PROBLEM DESCRIPTION:
Search the records below for the word "vbox" and show every line where it occurs.

(Interface dataset entries)
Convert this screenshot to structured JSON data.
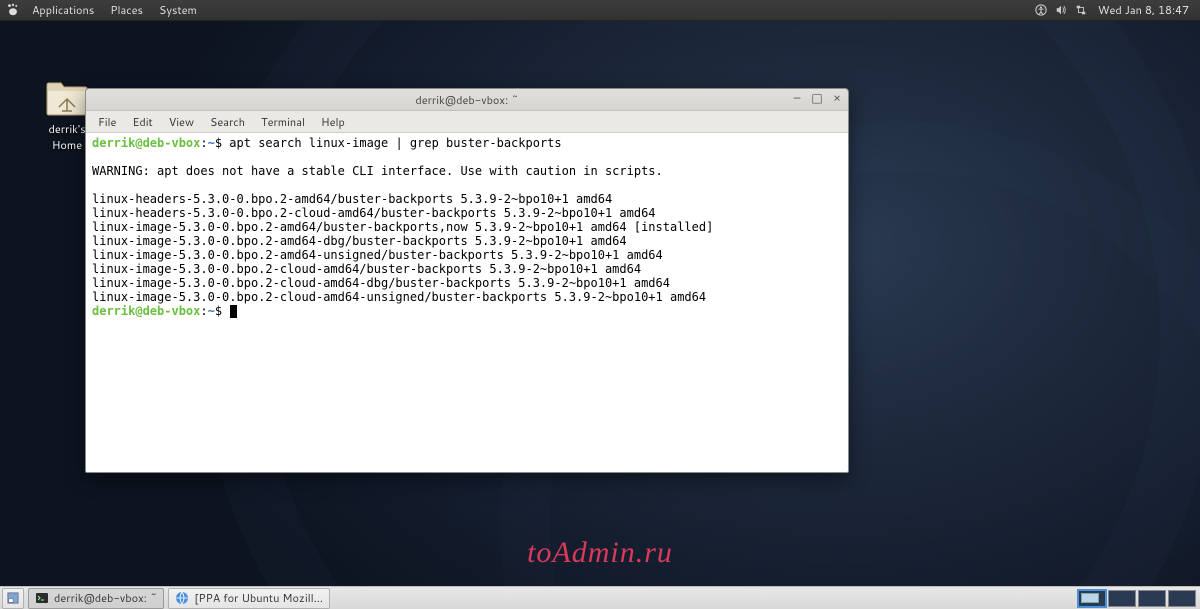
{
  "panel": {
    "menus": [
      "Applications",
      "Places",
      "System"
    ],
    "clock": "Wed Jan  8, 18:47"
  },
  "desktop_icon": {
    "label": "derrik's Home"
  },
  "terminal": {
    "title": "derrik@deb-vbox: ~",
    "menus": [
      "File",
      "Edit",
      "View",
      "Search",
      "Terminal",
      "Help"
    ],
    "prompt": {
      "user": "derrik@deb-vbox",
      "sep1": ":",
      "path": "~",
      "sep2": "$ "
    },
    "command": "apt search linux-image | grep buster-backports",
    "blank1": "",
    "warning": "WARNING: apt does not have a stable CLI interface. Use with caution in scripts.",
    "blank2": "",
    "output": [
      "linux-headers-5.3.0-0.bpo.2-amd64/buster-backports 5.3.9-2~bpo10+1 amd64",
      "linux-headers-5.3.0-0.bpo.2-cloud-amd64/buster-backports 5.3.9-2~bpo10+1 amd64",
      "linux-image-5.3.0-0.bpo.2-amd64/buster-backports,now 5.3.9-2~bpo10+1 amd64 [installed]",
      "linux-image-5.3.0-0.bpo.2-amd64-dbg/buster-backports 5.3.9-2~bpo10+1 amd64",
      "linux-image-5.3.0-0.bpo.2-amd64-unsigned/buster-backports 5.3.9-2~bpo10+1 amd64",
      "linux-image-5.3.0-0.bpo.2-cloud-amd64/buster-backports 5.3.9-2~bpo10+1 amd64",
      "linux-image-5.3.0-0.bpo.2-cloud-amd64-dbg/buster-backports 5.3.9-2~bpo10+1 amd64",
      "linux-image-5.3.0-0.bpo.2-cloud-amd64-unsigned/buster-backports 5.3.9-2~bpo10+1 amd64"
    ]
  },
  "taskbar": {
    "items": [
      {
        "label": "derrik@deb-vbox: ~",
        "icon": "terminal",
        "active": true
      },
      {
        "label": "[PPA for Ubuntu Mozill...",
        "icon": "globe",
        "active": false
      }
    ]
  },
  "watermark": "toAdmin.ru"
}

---

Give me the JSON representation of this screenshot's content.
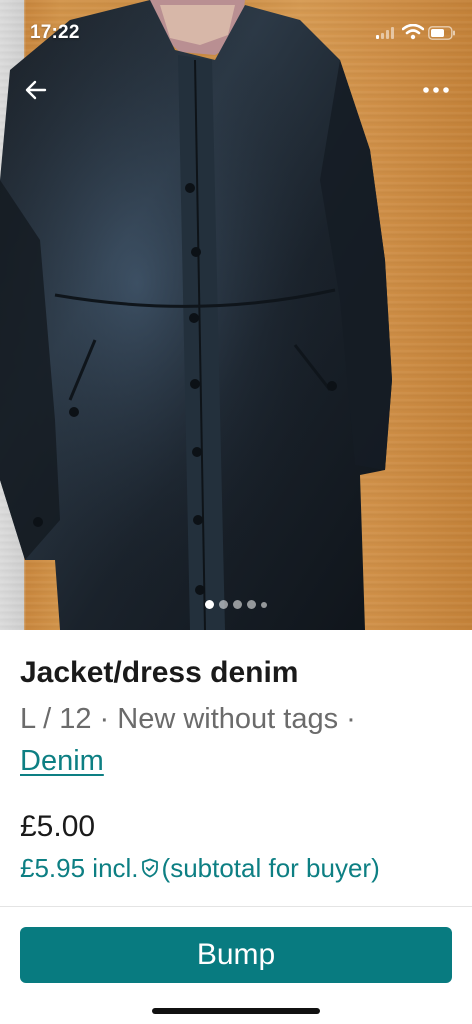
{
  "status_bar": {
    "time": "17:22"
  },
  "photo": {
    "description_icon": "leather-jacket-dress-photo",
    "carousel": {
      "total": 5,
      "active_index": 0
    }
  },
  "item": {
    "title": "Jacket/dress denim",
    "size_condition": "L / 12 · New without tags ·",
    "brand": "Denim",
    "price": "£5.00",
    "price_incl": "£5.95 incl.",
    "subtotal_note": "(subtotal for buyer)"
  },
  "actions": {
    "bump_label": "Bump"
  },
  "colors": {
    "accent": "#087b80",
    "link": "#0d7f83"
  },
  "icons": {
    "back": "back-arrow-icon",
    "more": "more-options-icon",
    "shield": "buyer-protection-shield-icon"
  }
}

REPLY:
    "title": "derrik@deb-vbox: ~",
      "user": "derrik@deb-vbox",
        "label": "derrik@deb-vbox: ~",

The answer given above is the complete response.